/---

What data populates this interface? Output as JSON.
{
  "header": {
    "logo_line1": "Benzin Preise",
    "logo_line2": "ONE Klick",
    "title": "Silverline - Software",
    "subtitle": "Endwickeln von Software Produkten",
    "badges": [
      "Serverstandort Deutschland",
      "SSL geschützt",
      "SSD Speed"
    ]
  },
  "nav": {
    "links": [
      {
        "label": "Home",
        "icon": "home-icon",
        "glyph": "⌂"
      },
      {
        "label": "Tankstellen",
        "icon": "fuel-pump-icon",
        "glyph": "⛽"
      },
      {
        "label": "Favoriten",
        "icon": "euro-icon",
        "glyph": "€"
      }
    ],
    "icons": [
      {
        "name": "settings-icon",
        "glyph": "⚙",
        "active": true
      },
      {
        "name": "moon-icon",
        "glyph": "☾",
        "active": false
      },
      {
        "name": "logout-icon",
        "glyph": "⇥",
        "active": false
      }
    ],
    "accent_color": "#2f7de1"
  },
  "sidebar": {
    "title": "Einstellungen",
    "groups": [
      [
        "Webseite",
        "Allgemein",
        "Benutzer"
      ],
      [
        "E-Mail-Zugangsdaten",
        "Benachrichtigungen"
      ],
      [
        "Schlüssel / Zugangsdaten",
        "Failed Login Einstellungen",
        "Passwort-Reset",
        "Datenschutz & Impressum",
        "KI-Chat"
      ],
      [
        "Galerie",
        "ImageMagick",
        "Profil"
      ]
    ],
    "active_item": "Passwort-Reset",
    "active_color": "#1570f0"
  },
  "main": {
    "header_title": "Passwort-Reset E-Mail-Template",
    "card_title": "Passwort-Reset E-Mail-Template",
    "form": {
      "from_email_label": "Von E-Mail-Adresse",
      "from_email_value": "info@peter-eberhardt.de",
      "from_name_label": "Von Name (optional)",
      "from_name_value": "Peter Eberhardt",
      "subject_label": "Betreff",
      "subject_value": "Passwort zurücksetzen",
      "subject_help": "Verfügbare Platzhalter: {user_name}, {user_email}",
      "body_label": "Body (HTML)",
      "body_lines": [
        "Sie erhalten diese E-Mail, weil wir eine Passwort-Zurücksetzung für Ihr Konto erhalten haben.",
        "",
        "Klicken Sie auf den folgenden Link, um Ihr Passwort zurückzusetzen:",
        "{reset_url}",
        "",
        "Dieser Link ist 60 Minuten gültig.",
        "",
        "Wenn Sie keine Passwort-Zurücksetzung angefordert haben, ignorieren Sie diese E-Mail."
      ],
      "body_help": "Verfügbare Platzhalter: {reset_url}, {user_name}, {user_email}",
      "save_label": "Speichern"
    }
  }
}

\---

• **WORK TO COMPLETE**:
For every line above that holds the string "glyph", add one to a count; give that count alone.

• **EXERCISE RESPONSE**:
6